"No pain, no gain," she said. "It's going to hurt a little bit."
Still, some shared ideas at a special meeting Wednesday evening in the hopes of relieving some of that pain when the project halts traffic in front of their businesses. Cape Girardeau officials hosted a "Broadway neighborhood meeting," with about 25 business owners and other interested parties attending the event at the Douglas C. Green Center for Innovation and Entrepreneurship.
City engineer Casey Brunke answered questions for much of the 45-minute meeting. She started off by saying that the city won't waive its sign ordinances for those who want to use them to let customers know they're still open and how to get there. Brunke also said that the contractor, Fronabarger Concreters, would be responsible if any damage happens to their property. No disruption of city services, such as sewer and water, were scheduled, she said, but brief disruptions are possible.
The city is also still working on forming partnerships with property owners that have parking along or near Broadway, Brunke said, although she noted Wednesday that signed agreements are yet to be in place. She said she remains "confident" that agreements will be reached for extra parking to offset the loss of the north-side parking. Those spaces are being removed to make way for a 15-foot wide sidewalk that is intended to create a pedestrian promenade.
Another aspect of the meeting was for Sandra Cabot, the director of the Small Business and Technology Development Center. Free consultations are available for coming up with ideas on how to lessen the blow of the project, which is closing intersections from Water to Pacific streets for no more than three weeks at a time.
Some business owners already have been working to combat the construction's inconvenience. Broadway Prescription Shop is attaching parking instructions, maps and alternate routes to every prescription. Horizon Screen Printing is sending out email blasts and using social media such as Facebook to keep its customers informed.
Earlier in the day, David McMullin, the project manager for Fronabarger, said the project is going well. The intersection of Broadway and Lorimier Street is expected to open by the middle of next week, he said, ahead of the Friday deadline. Stormwater work has started at the Broadway intersection with Fountain Street, and milling has been completed to Middle Street.
The intersection at Fountain Street is expected to close next week.
The crews did break a sewer line near River Radio, said general manager Mitch Carroll, sending a small amount of backup water into the building. But Carroll stressed that it was not sewage.

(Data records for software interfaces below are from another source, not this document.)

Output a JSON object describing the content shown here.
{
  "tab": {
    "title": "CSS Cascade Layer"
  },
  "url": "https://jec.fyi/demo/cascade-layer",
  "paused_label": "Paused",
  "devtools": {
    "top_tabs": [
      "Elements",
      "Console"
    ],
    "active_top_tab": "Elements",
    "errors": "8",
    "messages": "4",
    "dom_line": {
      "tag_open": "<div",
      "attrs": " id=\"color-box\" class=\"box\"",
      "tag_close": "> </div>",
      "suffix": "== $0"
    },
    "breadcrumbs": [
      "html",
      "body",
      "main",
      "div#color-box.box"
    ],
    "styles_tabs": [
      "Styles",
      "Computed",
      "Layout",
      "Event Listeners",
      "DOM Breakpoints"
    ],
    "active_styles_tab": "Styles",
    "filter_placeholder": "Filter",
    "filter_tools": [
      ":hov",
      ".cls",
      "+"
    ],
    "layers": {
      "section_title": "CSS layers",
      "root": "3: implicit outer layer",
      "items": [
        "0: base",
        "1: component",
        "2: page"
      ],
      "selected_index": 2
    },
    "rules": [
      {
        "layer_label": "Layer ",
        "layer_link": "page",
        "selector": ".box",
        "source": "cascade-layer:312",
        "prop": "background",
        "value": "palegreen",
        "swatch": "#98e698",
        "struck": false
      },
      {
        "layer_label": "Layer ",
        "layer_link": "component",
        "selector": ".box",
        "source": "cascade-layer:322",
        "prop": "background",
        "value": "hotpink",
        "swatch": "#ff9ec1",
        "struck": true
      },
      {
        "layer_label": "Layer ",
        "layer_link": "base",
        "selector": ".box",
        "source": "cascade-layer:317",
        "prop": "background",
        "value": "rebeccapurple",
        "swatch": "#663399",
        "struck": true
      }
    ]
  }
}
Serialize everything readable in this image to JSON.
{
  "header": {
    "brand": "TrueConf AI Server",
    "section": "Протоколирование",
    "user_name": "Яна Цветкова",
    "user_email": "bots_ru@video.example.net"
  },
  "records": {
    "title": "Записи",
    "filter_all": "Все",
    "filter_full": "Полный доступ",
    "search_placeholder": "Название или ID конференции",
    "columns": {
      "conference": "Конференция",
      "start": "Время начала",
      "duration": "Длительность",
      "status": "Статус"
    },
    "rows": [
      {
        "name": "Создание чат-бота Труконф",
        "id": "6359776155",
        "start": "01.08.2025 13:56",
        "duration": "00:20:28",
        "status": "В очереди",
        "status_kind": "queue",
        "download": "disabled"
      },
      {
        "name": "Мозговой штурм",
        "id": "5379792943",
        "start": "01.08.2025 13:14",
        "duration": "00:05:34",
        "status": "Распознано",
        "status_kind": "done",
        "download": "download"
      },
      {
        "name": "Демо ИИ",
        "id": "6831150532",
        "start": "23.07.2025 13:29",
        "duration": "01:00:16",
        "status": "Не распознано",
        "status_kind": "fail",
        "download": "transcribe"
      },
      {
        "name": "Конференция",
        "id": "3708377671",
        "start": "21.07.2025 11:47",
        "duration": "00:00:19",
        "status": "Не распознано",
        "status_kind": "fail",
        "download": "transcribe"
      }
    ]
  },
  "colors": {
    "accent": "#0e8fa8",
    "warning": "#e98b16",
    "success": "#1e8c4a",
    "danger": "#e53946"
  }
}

Carroll said he was impressed at how quickly city officials responded and had the problem rectified in about a half-hour.
"A project of this size, you expect something to happen," Carroll said.
920 Broadway, Cape Girardeau, MO